Timea Deakova, Ecology: Biogenic Volatile Organic Compound emissions by mosses and the role they play in local atmospheric chemistry. Advisor: Sarah Eppley, Portland State University.Mosses are some of Earth's most species rich, ancient and stress-tolerant "ecosystem engineers". Through emission of isoprene and other Biological Volatile Organic Compounds (BVOCs), moss may locally engineer the atmosphere. This can cause changes in the atmospheric hydrological cycle by encouraging the production of Secondary Organic Aerosols (SOA) that often become cloud nucleation particles. These contribute to a localized negative feedback on atmospheric warming by increasing the local albedo. Efflux of isoprene from mosses combined with the high reactivity of isoprene with OH radicals also has the localized effect of modulating the oxidation capacity of the atmosphere. My intentions are to improve our basic understanding of BVOC emissions in mosses and to improve upon the BVOC/SOA parameterization and coupled biosphere-atmosphere modeling necessary to examine the range of BVOCs emitted and their impact on atmospheric chemistry. I plan to better quantify total moss isoprene emissions from mosses; and more broadly BVOC emissions using two-dimensional gas chromatography/time-of-flight mass spectrometry. Despite their potential evolutionary and ecological significance, BVOC emissions are extremely poorly characterized in mosses, creating a fundamental gap in our understanding of the chemical ecology of these ubiquitous plants. (2014 October)
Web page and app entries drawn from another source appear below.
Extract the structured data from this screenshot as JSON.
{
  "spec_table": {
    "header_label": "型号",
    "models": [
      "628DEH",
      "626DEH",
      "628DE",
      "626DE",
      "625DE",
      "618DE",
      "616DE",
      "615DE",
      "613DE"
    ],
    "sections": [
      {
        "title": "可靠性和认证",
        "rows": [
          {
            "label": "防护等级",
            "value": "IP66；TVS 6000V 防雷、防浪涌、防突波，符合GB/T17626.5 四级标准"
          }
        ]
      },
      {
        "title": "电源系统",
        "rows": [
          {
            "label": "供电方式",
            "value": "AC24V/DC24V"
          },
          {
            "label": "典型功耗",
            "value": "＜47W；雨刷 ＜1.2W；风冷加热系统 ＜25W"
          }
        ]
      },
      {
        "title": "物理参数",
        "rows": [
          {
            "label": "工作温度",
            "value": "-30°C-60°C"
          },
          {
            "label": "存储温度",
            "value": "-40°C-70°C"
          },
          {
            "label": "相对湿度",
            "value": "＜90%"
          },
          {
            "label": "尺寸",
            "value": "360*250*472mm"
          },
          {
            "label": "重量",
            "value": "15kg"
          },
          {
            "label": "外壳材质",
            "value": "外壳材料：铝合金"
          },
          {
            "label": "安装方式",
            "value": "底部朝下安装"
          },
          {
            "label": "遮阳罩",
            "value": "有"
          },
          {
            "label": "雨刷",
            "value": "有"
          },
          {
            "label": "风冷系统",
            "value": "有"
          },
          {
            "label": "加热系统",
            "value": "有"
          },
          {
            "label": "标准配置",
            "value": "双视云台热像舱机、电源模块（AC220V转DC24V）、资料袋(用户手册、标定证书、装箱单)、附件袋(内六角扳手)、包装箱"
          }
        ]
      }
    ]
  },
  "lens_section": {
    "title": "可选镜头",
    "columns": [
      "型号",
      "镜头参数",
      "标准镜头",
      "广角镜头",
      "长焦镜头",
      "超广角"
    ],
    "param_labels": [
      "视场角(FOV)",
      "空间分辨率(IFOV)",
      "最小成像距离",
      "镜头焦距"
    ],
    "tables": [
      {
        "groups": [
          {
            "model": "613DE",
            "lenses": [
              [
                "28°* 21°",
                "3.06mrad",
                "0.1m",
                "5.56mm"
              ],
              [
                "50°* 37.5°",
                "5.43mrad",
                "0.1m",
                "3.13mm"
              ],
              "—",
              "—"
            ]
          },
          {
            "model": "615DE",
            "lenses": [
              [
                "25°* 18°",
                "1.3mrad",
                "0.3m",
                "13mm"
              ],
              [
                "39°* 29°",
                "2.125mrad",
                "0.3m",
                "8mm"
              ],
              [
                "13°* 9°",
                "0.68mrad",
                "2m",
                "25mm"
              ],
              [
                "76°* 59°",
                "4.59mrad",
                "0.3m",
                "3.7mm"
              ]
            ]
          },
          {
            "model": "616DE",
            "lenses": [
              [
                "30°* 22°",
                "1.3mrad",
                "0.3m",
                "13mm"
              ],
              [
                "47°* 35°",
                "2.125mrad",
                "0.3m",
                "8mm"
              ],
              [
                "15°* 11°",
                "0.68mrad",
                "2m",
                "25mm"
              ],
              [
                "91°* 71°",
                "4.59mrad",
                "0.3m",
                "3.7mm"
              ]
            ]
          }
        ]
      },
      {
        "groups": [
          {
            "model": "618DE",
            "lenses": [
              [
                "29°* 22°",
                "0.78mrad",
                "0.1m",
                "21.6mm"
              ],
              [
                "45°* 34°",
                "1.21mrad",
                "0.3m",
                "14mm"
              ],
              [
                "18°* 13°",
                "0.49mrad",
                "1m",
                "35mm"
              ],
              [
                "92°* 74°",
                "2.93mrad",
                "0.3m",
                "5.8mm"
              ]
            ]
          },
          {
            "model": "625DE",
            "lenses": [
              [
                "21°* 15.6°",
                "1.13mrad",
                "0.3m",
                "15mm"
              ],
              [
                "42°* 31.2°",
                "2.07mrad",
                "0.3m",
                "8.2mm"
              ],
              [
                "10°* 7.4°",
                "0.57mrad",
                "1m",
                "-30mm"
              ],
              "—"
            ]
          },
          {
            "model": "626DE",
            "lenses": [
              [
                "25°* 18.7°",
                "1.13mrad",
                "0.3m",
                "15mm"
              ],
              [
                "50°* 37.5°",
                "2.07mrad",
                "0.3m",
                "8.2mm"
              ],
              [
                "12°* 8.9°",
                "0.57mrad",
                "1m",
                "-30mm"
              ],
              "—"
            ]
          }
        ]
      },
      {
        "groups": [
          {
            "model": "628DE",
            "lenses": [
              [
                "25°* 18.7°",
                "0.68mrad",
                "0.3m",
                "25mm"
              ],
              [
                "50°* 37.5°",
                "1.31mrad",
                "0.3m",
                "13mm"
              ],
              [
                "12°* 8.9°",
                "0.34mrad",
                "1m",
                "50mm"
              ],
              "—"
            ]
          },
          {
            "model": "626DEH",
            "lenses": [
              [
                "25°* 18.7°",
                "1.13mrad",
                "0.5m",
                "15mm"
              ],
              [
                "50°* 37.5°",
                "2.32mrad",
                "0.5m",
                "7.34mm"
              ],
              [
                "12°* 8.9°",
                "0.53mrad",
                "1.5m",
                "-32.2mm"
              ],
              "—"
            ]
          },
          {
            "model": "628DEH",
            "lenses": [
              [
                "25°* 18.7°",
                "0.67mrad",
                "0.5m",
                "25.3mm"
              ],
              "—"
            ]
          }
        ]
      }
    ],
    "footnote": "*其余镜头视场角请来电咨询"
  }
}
The Columbia-Willamette Chapter awards a supplemental grant to each of the above students in further support of their research. These supplements are funded with income from the Chapter’s MacCannell Endowment, and with current operating funds. The Endowment honors Earle MacCannell, who made generous donations (with Julie Blume and others) to endow student grants and public science lectures. Donors are encouraged to endow new educational and scientific projects for the Chapter, such as additional student research grants or our annual student research symposium.